By Meg Olson

Fifteen local high school students took their civics lessons to the street, or rather to city hall.

On November 28 students in Neil Nix’s advanced placement American Government class paired up with members of Blaine government to get first-hand experience in how a city worked.

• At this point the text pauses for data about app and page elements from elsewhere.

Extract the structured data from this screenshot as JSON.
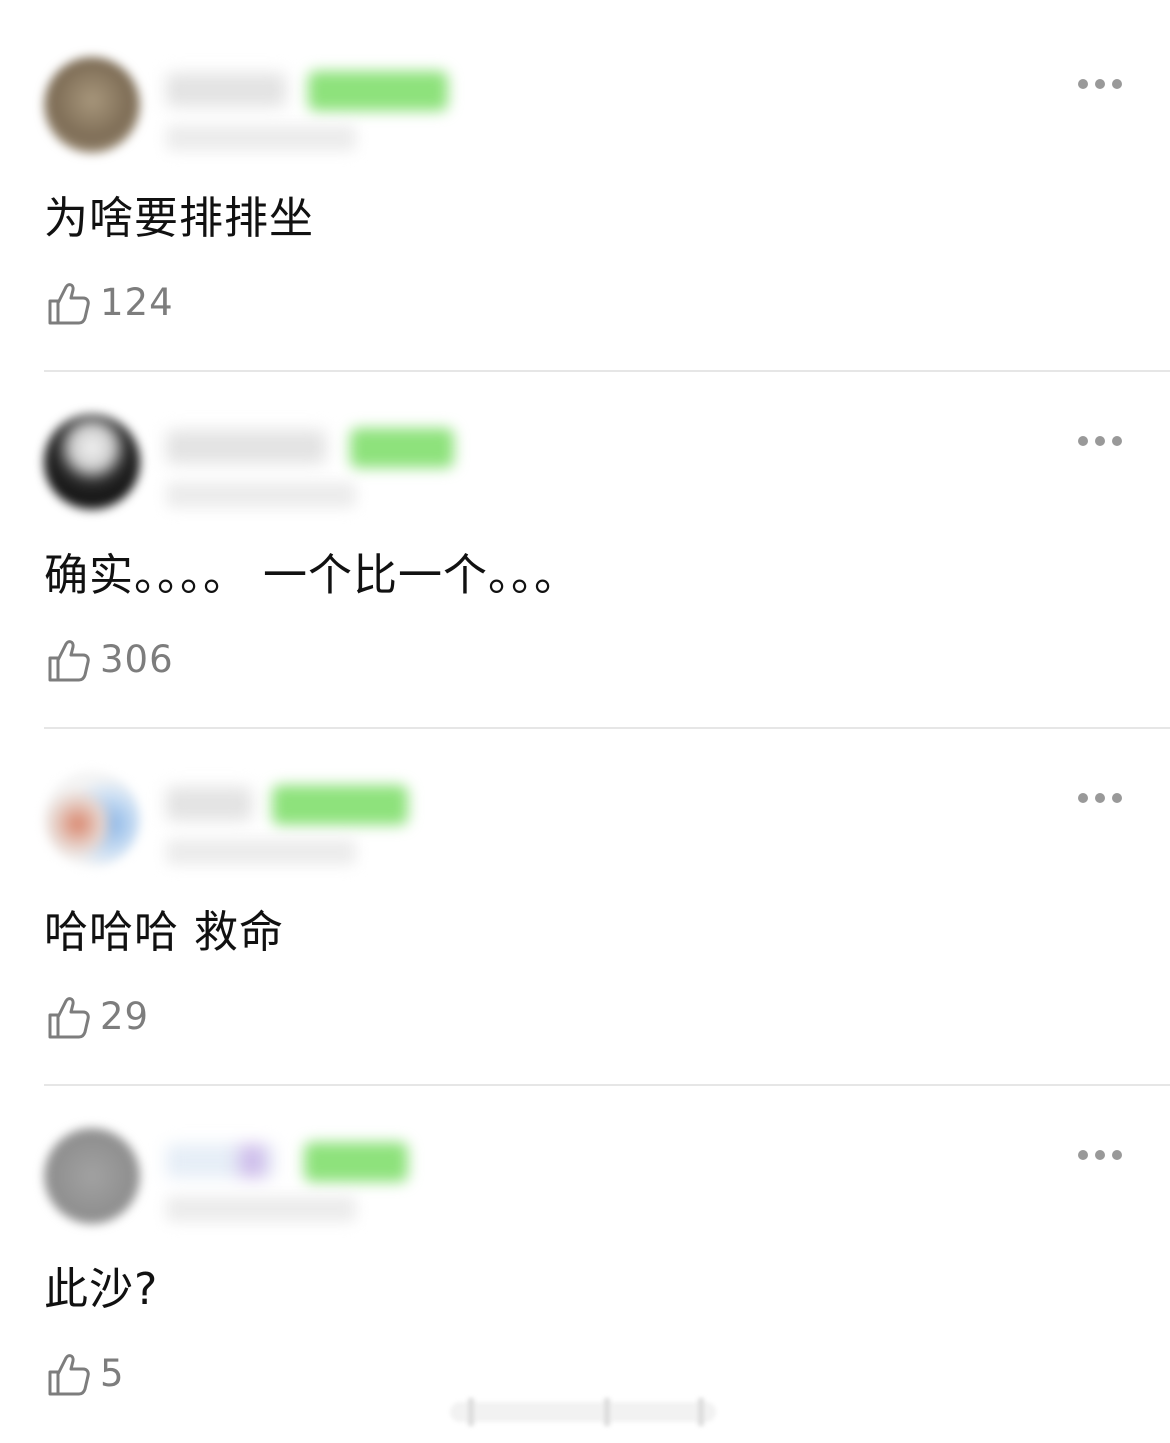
{
  "comments": [
    {
      "text": "为啥要排排坐",
      "likes": "124",
      "like_icon": "thumbs-up-icon",
      "more_icon": "more-dots-icon",
      "avatar_color": "#8a7a63"
    },
    {
      "text": "确实。。。。 一个比一个。。。",
      "likes": "306",
      "like_icon": "thumbs-up-icon",
      "more_icon": "more-dots-icon",
      "avatar_color": "#3a3a3a"
    },
    {
      "text": "哈哈哈 救命",
      "likes": "29",
      "like_icon": "thumbs-up-icon",
      "more_icon": "more-dots-icon",
      "avatar_color": "#b5c9df"
    },
    {
      "text": "此沙?",
      "likes": "5",
      "like_icon": "thumbs-up-icon",
      "more_icon": "more-dots-icon",
      "avatar_color": "#9b9b9b"
    }
  ],
  "colors": {
    "badge_green": "#8ee27c",
    "divider": "#e6e6e6",
    "like_text": "#7d7d7d",
    "more_dots": "#999999"
  }
}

They also gave something back to the city by preparing a report on how municipal government can better serve local youth.

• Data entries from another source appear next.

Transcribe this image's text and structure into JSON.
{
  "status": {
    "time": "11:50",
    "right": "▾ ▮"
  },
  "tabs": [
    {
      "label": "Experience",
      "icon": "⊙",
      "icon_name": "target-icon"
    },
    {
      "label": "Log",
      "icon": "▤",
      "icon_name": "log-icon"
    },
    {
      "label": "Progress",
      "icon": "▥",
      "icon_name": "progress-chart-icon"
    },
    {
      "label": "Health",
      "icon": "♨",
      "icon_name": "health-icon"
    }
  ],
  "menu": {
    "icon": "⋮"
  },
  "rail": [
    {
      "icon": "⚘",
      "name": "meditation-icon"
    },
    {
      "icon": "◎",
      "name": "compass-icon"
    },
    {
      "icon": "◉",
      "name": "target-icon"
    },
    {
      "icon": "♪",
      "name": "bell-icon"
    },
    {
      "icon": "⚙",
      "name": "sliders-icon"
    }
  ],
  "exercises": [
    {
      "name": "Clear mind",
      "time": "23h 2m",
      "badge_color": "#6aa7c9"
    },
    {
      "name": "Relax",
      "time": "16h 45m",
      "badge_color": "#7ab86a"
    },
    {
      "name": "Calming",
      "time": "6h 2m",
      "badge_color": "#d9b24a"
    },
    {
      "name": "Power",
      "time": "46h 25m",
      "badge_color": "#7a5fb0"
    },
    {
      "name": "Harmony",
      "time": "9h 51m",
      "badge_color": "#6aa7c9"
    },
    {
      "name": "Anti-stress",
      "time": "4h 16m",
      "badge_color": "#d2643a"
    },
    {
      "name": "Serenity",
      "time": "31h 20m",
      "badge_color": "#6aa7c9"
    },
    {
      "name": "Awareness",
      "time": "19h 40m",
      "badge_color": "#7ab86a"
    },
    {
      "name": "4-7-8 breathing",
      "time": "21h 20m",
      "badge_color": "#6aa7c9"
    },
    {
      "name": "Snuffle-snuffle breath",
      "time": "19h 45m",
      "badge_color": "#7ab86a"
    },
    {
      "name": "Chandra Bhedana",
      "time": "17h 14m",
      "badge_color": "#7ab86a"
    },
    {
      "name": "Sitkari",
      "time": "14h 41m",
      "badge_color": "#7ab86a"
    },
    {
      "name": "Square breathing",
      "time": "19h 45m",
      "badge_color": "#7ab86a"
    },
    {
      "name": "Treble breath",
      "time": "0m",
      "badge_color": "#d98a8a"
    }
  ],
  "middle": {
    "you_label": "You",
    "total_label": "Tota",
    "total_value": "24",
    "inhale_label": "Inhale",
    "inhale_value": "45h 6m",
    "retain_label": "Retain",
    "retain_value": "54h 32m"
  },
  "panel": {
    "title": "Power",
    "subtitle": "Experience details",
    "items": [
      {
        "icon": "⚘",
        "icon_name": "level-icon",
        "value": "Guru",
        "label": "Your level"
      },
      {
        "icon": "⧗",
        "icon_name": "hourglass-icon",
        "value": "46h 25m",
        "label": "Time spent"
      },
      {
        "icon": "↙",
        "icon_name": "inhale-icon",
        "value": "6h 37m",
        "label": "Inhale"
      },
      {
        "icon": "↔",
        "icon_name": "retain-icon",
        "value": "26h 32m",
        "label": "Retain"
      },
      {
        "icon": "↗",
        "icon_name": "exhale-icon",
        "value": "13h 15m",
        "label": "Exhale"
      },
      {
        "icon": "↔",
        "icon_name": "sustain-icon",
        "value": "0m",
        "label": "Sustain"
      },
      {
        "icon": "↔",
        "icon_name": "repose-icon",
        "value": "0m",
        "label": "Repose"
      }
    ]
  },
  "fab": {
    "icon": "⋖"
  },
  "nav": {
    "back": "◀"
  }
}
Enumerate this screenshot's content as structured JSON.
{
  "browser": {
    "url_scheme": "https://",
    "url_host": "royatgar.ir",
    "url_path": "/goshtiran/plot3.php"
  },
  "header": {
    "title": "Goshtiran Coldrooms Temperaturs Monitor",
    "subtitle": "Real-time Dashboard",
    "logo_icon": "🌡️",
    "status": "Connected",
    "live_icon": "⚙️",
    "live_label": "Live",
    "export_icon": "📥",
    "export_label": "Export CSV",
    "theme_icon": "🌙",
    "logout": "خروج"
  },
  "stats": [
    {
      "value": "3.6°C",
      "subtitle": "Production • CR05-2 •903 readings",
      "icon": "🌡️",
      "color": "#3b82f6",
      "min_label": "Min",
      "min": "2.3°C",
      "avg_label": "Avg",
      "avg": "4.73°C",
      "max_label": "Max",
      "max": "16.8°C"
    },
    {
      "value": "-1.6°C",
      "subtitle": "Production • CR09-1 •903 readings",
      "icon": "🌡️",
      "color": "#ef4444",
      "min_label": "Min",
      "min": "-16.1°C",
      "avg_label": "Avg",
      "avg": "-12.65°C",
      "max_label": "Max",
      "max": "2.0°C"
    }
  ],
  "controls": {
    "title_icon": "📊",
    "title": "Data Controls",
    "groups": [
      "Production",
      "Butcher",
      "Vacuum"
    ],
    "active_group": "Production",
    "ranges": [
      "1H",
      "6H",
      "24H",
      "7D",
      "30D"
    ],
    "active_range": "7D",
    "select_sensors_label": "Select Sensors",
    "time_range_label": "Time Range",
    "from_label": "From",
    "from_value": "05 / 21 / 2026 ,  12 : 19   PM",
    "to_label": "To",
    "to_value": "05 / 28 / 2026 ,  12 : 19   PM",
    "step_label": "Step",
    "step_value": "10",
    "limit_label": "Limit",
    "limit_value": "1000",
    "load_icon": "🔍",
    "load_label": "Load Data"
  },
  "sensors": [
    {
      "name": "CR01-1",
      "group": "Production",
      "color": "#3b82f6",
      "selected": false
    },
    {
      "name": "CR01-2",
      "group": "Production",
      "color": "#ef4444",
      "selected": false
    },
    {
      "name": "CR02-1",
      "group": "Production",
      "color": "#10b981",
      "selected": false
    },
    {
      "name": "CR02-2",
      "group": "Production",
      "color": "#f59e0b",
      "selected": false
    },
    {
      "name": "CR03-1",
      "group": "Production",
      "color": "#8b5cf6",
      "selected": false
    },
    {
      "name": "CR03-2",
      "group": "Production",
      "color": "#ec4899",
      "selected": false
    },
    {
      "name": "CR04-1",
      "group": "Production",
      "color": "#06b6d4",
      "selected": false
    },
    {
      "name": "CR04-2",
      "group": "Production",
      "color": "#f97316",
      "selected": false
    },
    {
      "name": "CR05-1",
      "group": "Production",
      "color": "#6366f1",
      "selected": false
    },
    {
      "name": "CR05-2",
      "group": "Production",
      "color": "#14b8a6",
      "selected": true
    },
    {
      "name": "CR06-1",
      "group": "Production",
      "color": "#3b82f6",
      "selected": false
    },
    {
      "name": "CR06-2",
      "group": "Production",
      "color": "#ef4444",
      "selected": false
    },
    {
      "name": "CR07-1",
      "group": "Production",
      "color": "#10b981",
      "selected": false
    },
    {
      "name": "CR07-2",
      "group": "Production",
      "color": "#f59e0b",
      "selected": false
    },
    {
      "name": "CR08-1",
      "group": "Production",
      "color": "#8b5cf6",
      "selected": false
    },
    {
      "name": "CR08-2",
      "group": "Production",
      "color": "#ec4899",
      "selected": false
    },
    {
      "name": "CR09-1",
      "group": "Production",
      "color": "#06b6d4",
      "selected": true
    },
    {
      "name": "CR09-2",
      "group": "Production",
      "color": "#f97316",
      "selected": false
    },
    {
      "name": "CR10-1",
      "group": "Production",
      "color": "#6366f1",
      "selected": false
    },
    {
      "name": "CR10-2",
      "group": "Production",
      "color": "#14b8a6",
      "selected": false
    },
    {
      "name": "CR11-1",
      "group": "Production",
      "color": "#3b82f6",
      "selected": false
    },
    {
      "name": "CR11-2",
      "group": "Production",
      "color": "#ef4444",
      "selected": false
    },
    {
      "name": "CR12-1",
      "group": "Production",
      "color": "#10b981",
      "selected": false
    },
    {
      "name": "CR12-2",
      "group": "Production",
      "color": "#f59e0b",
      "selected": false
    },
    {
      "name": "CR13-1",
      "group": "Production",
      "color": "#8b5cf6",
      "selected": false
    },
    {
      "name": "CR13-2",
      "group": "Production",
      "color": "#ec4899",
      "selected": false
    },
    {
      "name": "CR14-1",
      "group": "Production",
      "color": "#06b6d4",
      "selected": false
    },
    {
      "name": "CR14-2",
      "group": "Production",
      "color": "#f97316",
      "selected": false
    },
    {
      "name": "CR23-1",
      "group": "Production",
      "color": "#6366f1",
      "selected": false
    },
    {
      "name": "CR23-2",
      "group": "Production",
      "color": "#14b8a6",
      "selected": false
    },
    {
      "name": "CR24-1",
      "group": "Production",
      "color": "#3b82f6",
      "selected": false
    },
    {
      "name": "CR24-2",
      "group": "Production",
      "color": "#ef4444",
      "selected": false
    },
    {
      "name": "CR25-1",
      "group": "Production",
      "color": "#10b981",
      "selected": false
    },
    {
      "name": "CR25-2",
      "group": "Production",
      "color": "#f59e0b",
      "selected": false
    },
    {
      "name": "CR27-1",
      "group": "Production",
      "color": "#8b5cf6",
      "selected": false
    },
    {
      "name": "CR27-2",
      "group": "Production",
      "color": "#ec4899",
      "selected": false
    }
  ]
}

Student mayor Sam Abrams took up the gavel that evening at Blaine city council and wrangled through a series of public hearings on rate increases, the city budget and utility limitations, leaving mayor John Liebert uncharacteristically silent. “That’s me!” Leibert said as he came to the mayor’s report on the agenda. “There’s nothing more to say besides “Go Borderites” and wear your seat belts,” he ended in his report.

City public works director Steve Banham said that working with him Donald Yung and Matt Gorze had joined in on an hour and a half discussion of the ramifications of a modified determination of non-significance issued by the planning department on the reconstruction of Marine Drive.

“That was a very exciting time,” he laughed as his student counterparts rolled their eyes. “Now they’re experts on the construction impacts of not affecting the birds in the area.”
At the close of the meeting Abrams and student city manager Beth Black presented the students’ report on the strengths and weaknesses of the city when it comes to youth, and where they’d like to see changes.

“People know their neighbors and that’s a good thing,” Abrams said listing the close-knit community as Blaine’s greatest strength, followed by the city’s location, school system and utilities. Black said the lack of activities for young people topped their list of Blaine’s weaknesses. “There’s not a lot to do around here past 8 o’clock,” she said. They also singled out a lack of jail space as a weakness after visiting the city’s public safety facility, she said. “There’s a lot of border crime and not enough space,” she said.

Future challenges for the city will include a growing student population on one end and a growing aging population on the other, students predicted. Abrams said “trying to find a balance between development and maintaining our small town charm,” should be a focus for city government.

In developing strategies to better serve youth Black said young people needed places to gather and things to do, suggesting a movie theater, a bowling alley, or a new community center. She also wanted to see a restaurant open 24-hours brought into the city. “We used to have the Denny’s after football games,” she said. “Now we have nothing.”